This series, brought to you by Yahoo! Finance, looks at which upgrades and downgrades make sense, and which ones investors should act on. Today, we'll find out why Sprint Nextel (NYSE:S) scored an upgrade yesterday morning, while UPS (NYSE:UPS) is going down, and Sirius XM Radio (NASDAQ:SIRI) may rocket higher.
Saved by the bell
News that Japan's Softbank intends to lay out $20 billion in a bid to save Sprint Nextel won applause on Wall Street on Tuesday -- and won Sprint a reprieve from at least one sell rating. Responding to Softbank's overture, analysts at RW Baird announced yesterday morning that they are pulling their "underperform" rating on the stock and upgrading to "neutral." In the process, Baird upped its price target on Sprint stock by 50% -- to $6. But is this logical?
Consider: According to the companies, about $12 billion of Softbank's money will go toward buying out Sprint's existing shareholders. Only $8 billion of the deal will be directed toward providing the telco new financing. That's not exactly small change, but it will still barely make a dent in Sprint's $21 billion debt load, and the company may continue to struggle even with Softbank's support.
Meanwhile, we're still looking at company here that hasn't been able to earn a GAAP profit in six years. A company that, while free-cash-flow-positive, generates so little free cash that its P/FCF ratio still tops around 41. For a telco that's only expected to grow profits at 5% per year over the next five years (about half the industry average), that's an awfully high price. Investors may be best off cashing out now, and letting Softbank take over the risk on this one.
UPS and downs
In other news, UPS is set to report Q3 earnings next Tuesday.

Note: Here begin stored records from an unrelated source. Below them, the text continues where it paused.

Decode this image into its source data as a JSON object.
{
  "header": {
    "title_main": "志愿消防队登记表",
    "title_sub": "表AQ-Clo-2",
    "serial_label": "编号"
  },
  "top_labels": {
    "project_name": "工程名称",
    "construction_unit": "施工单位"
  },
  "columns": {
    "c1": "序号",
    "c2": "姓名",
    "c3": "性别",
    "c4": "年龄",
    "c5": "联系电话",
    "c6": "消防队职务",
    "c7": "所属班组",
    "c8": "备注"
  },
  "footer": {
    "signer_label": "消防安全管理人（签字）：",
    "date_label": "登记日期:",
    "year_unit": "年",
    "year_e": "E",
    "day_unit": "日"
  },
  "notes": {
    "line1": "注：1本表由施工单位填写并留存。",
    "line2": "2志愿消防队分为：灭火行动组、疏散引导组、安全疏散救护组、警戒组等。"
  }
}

But while Baird may be less bearish on Sprint, it's not interested in waiting around to see how bad the news at UPS might be. Baird has pulled its outperform rating on UPS -- and on UTI Worldwide (UNKNOWN:UTIW.DL) and Expeditors International (NASDAQ:EXPD) as well -- downgrading all three to neutral.

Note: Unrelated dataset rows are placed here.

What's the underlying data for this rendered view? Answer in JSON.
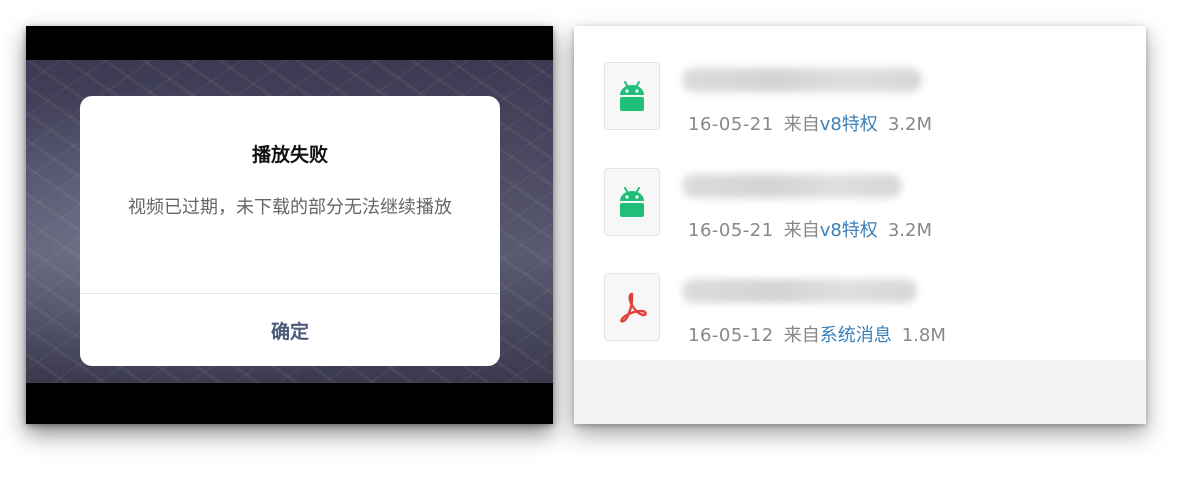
{
  "dialog": {
    "title": "播放失败",
    "message": "视频已过期，未下载的部分无法继续播放",
    "confirm_label": "确定"
  },
  "files": [
    {
      "icon": "android-icon",
      "date": "16-05-21",
      "from_prefix": "来自",
      "source": "v8特权",
      "size": "3.2M"
    },
    {
      "icon": "android-icon",
      "date": "16-05-21",
      "from_prefix": "来自",
      "source": "v8特权",
      "size": "3.2M"
    },
    {
      "icon": "pdf-icon",
      "date": "16-05-12",
      "from_prefix": "来自",
      "source": "系统消息",
      "size": "1.8M"
    }
  ],
  "colors": {
    "android_green": "#1fbf7a",
    "pdf_red": "#e0403a",
    "link_blue": "#3b7fb8",
    "dialog_button": "#4a5a78"
  }
}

According to the analyst, international airfreight patterns trended down in September. Absent "catalysts" that would spark a turnaround, Baird is stepping to the sidelines on UPS -- and it may be right to do so.

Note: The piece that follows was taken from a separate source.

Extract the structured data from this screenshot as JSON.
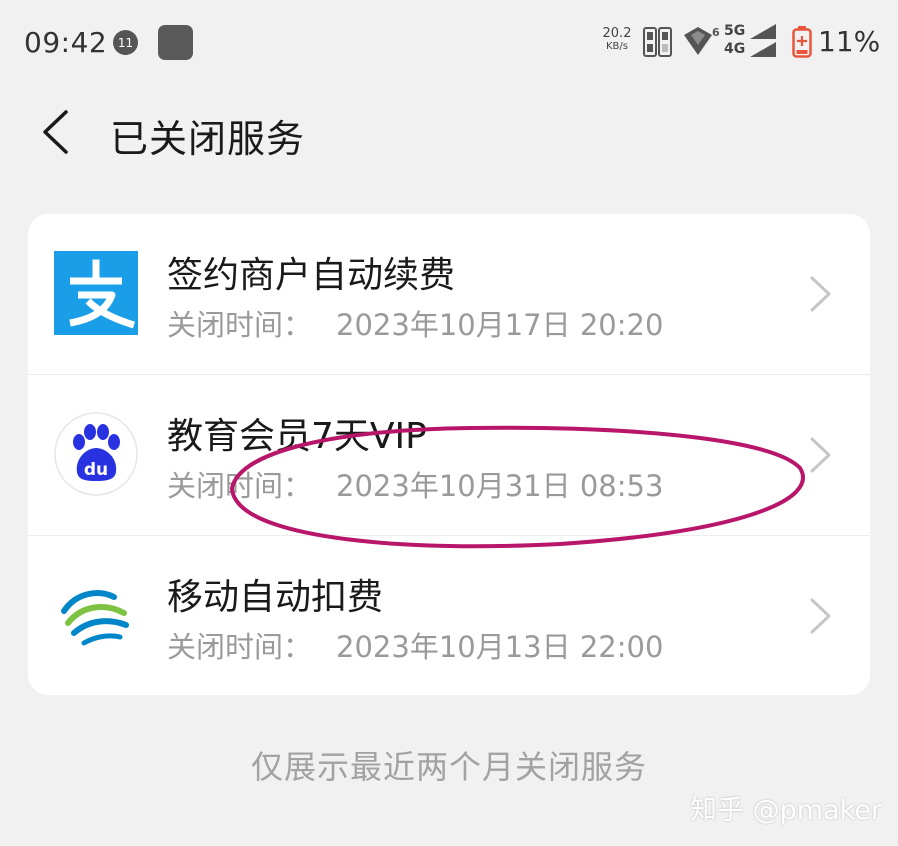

After all, while UPS pays an attractive dividend of 3.2%, its shares aren't exactly cheap (18.4 times earnings). Analysts' projected growth rate of less than 11% probably wasn't high enough to justify the P/E ratio before the downgrade. And now that Baird is saying growth is slowing, the shares are only going to look more expensive as the growth rate drops.
Sirius Satellite: To the moon?
Last but not least, investors in satellite radio star Sirius got a double dose of good news yesterday morning, as both Wunderlich and Morgan Stanley announced they were raising their target prices on the stock -- to $2.70 a share, and $2.85, respectively.
Don't get too excited, though. Sirius shares already cost $2.80 a share -- which is more than Wunderlich says they're worth, and leaves only about a nickel of potential profit even in Morgan Stanley's estimation. This being the case, neither analyst wants to clamber out on a limb and actually recommend buying Sirius. The most either analyst is willing to say is that the shares might be worth holding onto.
If you want to hear a more optimistic case for Sirius, however, you're in luck. Turns out, Bank of America recently recommended the stock -- and thinks it's worth a whole lot more than Wunderlich or Morgan Stanley say it is -- as much as $3.75 per share, in fact. Want to know the details of B of A's analysis? Get 'em right here.
Fool contributor Rich Smith has no positions in the stocks mentioned above. The Motley Fool owns shares of Expeditors International of Washington. Motley Fool newsletter services recommend United Parcel Service.